Features February 2010 Issue

Know the 3 Main Reasons You Could Benefit from Cardiac Rehabilitation

Diet, exercise and risk factor reduction are keys to making the most of your recovery.

When most people are first diagnosed with cardiovascular disease (CVD), they are confronted with major lifestyle changes: stop smoking, lose weight, eat better, take medications and exercise.

"There is no doubt that lifestyle modification is difficult, because it takes time, education and support," says Mike Crawford, MS, manager of Cardiac Rehabilitation at Cleveland Clinic. "A good cardiac rehab program provides all of these things. Experts on nutrition, exercise and behavior change will help you understand the CVD process, treatment goals, identify hurdles to your success and help a person find ways to meet their health goals. The rehab staff works closely with each patient, their cardiologist or managing physician."

Those who are eligible for cardiac rehab are people who have had recent heart attacks, stents, coronary artery bypass surgery, valve repair or replacement, chronic angina, or heart and/or lung transplantation.

Gordon Blackburn, PhD, program director for Cardiac Rehabilitation at Cleveland Clinic, adds that bypass surgery, angioplasty or stents are effective strategies to treat advanced heart disease, but they do nothing to prevent or stop the progression of the disease process.

"Heart disease is a progressive condition caused by a variety of factors, many of which can be modified with appropriate medical and/or lifestyle change," he says. "Participants in cardiac rehab have a 25 to 30 percent reduction in risk of death from coronary artery disease. Although this is a covered service by CMS (Medicare), only 15 to 20 percent of patients nationwide enroll in even one session."

While the goals of cardiac rehab are ambitious and far-reaching, the basics of the program are relatively simple to understand. "The only way to reduce the development of cardiovascular disease is to aggressively treat all of the risk factors that lead to CVD," Crawford says. "There are 3 main components: Working closely with your physician to diagnosis, treat and provide therapy to reduce CVD risk factors, diet, and physical activity."

Work With Your Doctor and Rehab Team

While some of the more visible aspects of cardiac rehab include exercise and the monitoring of your vital signs, a key to making sure you remain healthy long after the rehab program ends is the education and counseling you get about medications, risk factor modification and following your doctorís advice.

"Medications can be very confusingówhat are they for, how do I take them, what are side effects, how do I store them, what do I do when I travel?" Crawford says. "The rehab staff can help address questions regarding taking medications. Also the rehab team can relay important information back to your physician regarding how the medications are working. If your blood pressure, blood sugar, heart rhythm, etc. are not at the level the doctor wants, the rehab staff can communicate that to help your doctor make sure you have the right amount or type of medication."

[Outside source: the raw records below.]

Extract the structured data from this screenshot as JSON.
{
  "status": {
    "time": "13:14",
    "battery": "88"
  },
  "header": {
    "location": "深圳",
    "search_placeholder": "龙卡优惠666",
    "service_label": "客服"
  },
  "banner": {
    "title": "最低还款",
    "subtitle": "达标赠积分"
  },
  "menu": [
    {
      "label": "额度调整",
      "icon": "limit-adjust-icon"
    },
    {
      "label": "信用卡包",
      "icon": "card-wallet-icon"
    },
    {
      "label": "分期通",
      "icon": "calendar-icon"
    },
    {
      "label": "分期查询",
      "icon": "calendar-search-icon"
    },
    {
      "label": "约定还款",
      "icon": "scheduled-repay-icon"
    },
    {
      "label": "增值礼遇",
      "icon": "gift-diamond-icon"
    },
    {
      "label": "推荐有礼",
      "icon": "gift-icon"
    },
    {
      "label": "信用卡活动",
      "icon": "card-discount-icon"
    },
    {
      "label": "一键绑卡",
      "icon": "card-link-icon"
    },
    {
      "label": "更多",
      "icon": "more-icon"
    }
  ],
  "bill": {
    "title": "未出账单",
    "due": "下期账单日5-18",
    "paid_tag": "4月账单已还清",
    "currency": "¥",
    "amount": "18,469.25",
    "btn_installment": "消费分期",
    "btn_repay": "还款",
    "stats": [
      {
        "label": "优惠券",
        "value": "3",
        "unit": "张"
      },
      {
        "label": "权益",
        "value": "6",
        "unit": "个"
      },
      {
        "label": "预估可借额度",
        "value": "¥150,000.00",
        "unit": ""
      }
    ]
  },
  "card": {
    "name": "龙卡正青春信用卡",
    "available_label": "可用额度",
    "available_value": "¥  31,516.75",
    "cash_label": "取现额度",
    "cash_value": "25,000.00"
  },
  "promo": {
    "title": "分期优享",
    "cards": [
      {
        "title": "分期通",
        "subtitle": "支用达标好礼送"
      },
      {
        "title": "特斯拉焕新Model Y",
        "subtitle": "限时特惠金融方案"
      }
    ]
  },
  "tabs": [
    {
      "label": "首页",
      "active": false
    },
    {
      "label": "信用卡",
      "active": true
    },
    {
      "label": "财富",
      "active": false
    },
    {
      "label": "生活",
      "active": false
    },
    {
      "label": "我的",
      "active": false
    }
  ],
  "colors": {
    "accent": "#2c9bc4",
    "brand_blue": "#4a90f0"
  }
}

Cardiac rehab patients also learn how to pay better attention to the signals their bodies send, which is important because prompt response to symptoms will help head off emergencies down the road and help adjust medications, exercise routines and more. Changing the dosage or adding a new drug to your daily regimen can lead to side effects, so itís especially important that you donít disregard signs such as pain, headaches, dizziness, shortness of breath and nausea.

"By learning to pick up on what your body is telling you, the better your healthcare provider can help you optimize your health," Crawford says. "This will allow you to be more proactive with your health instead of reactive."


As part of the lifestyle change youíll learn about in cardiac rehab, starting a more heart-healthy eating plan can be among the toughest challenges many patients will face. But learning how to reduce the fat, cholesterol and sodium in your diet and keep your weight under control, if needed, is critical to long-term cardiovascular health.

"As for nutrition, it can be tricky, as everything that a person eats affects the body," Crawford says. "It may be reflected in cholesterol levels, blood sugar levels, blood pressure and/or a personís body weight."


Even if you were fairly active before you started cardiac rehab, youíll need to learn how to approach exercise from the perspective of a heart patient. And if youíve had a sedentary lifestyle, regular exercise may be something altogether new. Itís important to remember that exercise helps burn calories to keep your weight under control and revs up your metabolism so you burn calories more efficiently even when you arenít working out. Regular physical activity also helps strengthen your heart muscle, which is at the very core of your recovery. But it takes guidance to know just how hard to push yourself.

"A cardiac rehab program assists people with exercising with the proper type, frequency, intensity and duration to achieve goals and minimize risk associated with exercise (CV and/or orthopedic complications)," Crawford says. "For specific health conditions there is a wrong and right way to exercise."